## EXERCISE DIRECTIONS
Look through the records, and wherever the string "Search" turns up, copy out that line.

▽

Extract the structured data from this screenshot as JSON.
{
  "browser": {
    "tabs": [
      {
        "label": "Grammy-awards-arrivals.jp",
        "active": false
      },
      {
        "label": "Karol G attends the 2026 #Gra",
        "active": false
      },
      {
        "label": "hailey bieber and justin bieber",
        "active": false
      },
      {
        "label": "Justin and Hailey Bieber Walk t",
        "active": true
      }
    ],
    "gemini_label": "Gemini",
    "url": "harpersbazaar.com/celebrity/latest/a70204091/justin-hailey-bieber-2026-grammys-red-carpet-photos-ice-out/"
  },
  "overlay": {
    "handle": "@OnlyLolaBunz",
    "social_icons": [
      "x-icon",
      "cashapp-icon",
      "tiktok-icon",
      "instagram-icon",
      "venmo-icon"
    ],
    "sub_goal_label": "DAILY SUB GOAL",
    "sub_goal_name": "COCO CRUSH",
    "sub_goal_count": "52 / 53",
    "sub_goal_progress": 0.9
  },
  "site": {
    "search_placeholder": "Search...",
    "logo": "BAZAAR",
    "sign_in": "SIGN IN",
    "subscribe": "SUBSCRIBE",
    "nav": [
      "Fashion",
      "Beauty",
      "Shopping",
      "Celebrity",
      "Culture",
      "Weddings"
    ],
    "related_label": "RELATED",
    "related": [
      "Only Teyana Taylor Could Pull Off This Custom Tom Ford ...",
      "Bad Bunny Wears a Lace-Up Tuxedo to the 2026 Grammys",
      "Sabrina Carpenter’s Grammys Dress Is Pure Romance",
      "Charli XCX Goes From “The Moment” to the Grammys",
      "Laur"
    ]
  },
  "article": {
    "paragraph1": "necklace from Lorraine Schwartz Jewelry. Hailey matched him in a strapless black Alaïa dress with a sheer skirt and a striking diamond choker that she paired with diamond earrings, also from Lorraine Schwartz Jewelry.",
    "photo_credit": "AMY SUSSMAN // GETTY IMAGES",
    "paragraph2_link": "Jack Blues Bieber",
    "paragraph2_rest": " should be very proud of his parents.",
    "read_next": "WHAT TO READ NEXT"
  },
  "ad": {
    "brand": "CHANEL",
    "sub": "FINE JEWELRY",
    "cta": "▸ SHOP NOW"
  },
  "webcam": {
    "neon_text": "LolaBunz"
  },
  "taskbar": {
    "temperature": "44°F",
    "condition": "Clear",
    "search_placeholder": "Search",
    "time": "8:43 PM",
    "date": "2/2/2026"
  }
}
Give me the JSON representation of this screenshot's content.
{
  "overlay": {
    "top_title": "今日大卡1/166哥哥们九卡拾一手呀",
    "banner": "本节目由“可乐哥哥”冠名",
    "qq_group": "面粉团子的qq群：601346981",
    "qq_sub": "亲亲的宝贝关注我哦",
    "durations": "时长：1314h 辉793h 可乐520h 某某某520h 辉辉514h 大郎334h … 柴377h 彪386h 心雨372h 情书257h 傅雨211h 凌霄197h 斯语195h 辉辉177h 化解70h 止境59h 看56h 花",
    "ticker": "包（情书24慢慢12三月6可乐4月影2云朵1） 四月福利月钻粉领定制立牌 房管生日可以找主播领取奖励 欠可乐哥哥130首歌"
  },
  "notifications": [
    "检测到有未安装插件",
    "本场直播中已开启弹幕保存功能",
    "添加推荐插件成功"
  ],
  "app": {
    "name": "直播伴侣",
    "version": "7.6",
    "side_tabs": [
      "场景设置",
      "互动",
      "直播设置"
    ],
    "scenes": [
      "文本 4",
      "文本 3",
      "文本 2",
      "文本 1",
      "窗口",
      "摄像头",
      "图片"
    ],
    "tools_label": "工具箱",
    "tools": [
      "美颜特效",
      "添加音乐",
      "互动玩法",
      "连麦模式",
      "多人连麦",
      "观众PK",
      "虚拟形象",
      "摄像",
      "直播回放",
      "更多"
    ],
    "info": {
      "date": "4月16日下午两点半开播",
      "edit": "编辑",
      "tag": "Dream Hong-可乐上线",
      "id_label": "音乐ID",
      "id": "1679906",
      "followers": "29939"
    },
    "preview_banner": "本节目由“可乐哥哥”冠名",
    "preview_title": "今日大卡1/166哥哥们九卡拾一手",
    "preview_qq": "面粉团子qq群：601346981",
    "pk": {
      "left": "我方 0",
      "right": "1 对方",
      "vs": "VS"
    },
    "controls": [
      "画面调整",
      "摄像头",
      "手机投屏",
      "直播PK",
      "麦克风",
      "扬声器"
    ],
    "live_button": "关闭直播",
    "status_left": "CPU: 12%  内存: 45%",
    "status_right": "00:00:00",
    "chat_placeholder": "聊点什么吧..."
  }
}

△

## EXERCISE RESULT
    "search_placeholder": "Search...",
    "search_placeholder": "Search",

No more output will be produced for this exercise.